That’s one of the things we’re going to talk about today with Emma Seppälä, who is a Lecturer at the Yale School of Management and Faculty Director of the Yale School of Management’s Women’s Leadership Program. She is also the Science Director of Stanford University’s Center for Compassion and Altruism Research and Education, and the author of a book called The Happiness Track: How to Apply the Science of Happiness to Accelerate Your Success. As the title of today’s episode suggests, we’re going to talk about three big takeaways from happiness research. One has to do with breathing exercises. The other has to do with the power of nature to impact your mind. And the third has to do with social connection, something many of us are badly missing in this pandemic.
Where to find Emma Seppälä online:
- Yale School of Management’s Women’s Leadership Program
- Science Director of Stanford University’s Center for Compassion and Altruism Research and Education
Other Resources Mentioned:
- SKY Breathing
- Sri Sri Ravi Shankar
- Venerable Geshe Dorji Damdul
- Robert Sapolsky, Why Zebras Don’t Get Ulcers
- Maharishi Mahesh Yogi
- Florence Williams, The Nature Fix

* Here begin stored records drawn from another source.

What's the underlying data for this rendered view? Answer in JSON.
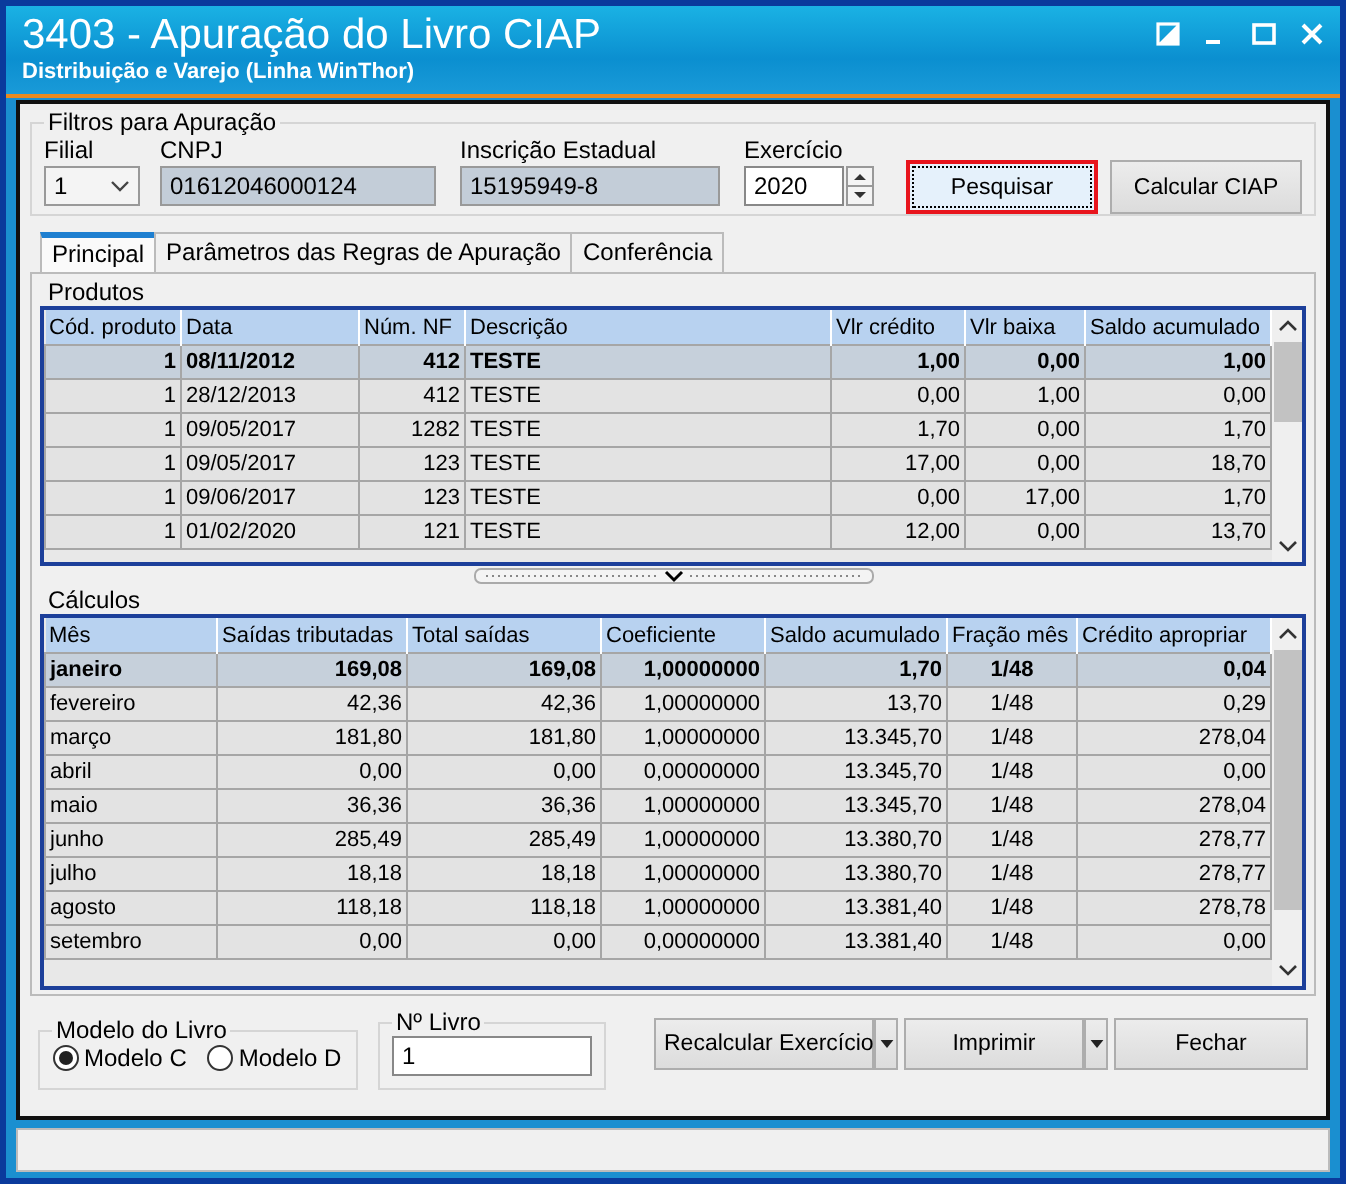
{
  "window": {
    "title": "3403 - Apuração do Livro CIAP",
    "subtitle": "Distribuição e Varejo (Linha WinThor)"
  },
  "filters": {
    "legend": "Filtros para Apuração",
    "filial": {
      "label": "Filial",
      "value": "1"
    },
    "cnpj": {
      "label": "CNPJ",
      "value": "01612046000124"
    },
    "ie": {
      "label": "Inscrição Estadual",
      "value": "15195949-8"
    },
    "exercicio": {
      "label": "Exercício",
      "value": "2020"
    },
    "buttons": [
      {
        "label": "Pesquisar",
        "focused": true
      },
      {
        "label": "Calcular CIAP",
        "focused": false
      }
    ]
  },
  "tabs": [
    {
      "label": "Principal",
      "selected": true
    },
    {
      "label": "Parâmetros das Regras de Apuração",
      "selected": false
    },
    {
      "label": "Conferência",
      "selected": false
    }
  ],
  "produtos": {
    "title": "Produtos",
    "columns": [
      "Cód. produto",
      "Data",
      "Núm. NF",
      "Descrição",
      "Vlr crédito",
      "Vlr baixa",
      "Saldo acumulado"
    ],
    "rows": [
      {
        "cells": [
          "1",
          "08/11/2012",
          "412",
          "TESTE",
          "1,00",
          "0,00",
          "1,00"
        ],
        "selected": true
      },
      {
        "cells": [
          "1",
          "28/12/2013",
          "412",
          "TESTE",
          "0,00",
          "1,00",
          "0,00"
        ],
        "selected": false
      },
      {
        "cells": [
          "1",
          "09/05/2017",
          "1282",
          "TESTE",
          "1,70",
          "0,00",
          "1,70"
        ],
        "selected": false
      },
      {
        "cells": [
          "1",
          "09/05/2017",
          "123",
          "TESTE",
          "17,00",
          "0,00",
          "18,70"
        ],
        "selected": false
      },
      {
        "cells": [
          "1",
          "09/06/2017",
          "123",
          "TESTE",
          "0,00",
          "17,00",
          "1,70"
        ],
        "selected": false
      },
      {
        "cells": [
          "1",
          "01/02/2020",
          "121",
          "TESTE",
          "12,00",
          "0,00",
          "13,70"
        ],
        "selected": false
      }
    ]
  },
  "calculos": {
    "title": "Cálculos",
    "columns": [
      "Mês",
      "Saídas tributadas",
      "Total saídas",
      "Coeficiente",
      "Saldo acumulado",
      "Fração mês",
      "Crédito apropriar"
    ],
    "rows": [
      {
        "cells": [
          "janeiro",
          "169,08",
          "169,08",
          "1,00000000",
          "1,70",
          "1/48",
          "0,04"
        ],
        "selected": true
      },
      {
        "cells": [
          "fevereiro",
          "42,36",
          "42,36",
          "1,00000000",
          "13,70",
          "1/48",
          "0,29"
        ],
        "selected": false
      },
      {
        "cells": [
          "março",
          "181,80",
          "181,80",
          "1,00000000",
          "13.345,70",
          "1/48",
          "278,04"
        ],
        "selected": false
      },
      {
        "cells": [
          "abril",
          "0,00",
          "0,00",
          "0,00000000",
          "13.345,70",
          "1/48",
          "0,00"
        ],
        "selected": false
      },
      {
        "cells": [
          "maio",
          "36,36",
          "36,36",
          "1,00000000",
          "13.345,70",
          "1/48",
          "278,04"
        ],
        "selected": false
      },
      {
        "cells": [
          "junho",
          "285,49",
          "285,49",
          "1,00000000",
          "13.380,70",
          "1/48",
          "278,77"
        ],
        "selected": false
      },
      {
        "cells": [
          "julho",
          "18,18",
          "18,18",
          "1,00000000",
          "13.380,70",
          "1/48",
          "278,77"
        ],
        "selected": false
      },
      {
        "cells": [
          "agosto",
          "118,18",
          "118,18",
          "1,00000000",
          "13.381,40",
          "1/48",
          "278,78"
        ],
        "selected": false
      },
      {
        "cells": [
          "setembro",
          "0,00",
          "0,00",
          "0,00000000",
          "13.381,40",
          "1/48",
          "0,00"
        ],
        "selected": false
      }
    ]
  },
  "modelo": {
    "legend": "Modelo do Livro",
    "options": [
      {
        "label": "Modelo C",
        "selected": true
      },
      {
        "label": "Modelo D",
        "selected": false
      }
    ]
  },
  "livro": {
    "legend": "Nº Livro",
    "value": "1"
  },
  "actions": [
    {
      "label": "Recalcular Exercício",
      "has_menu": true
    },
    {
      "label": "Imprimir",
      "has_menu": true
    },
    {
      "label": "Fechar",
      "has_menu": false
    }
  ]
}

- Richard Louv, Last Child in the Woods
- Robert Putnam, Bowling Alone
- Robert Putnam, What's So Darned Special about Church Friends?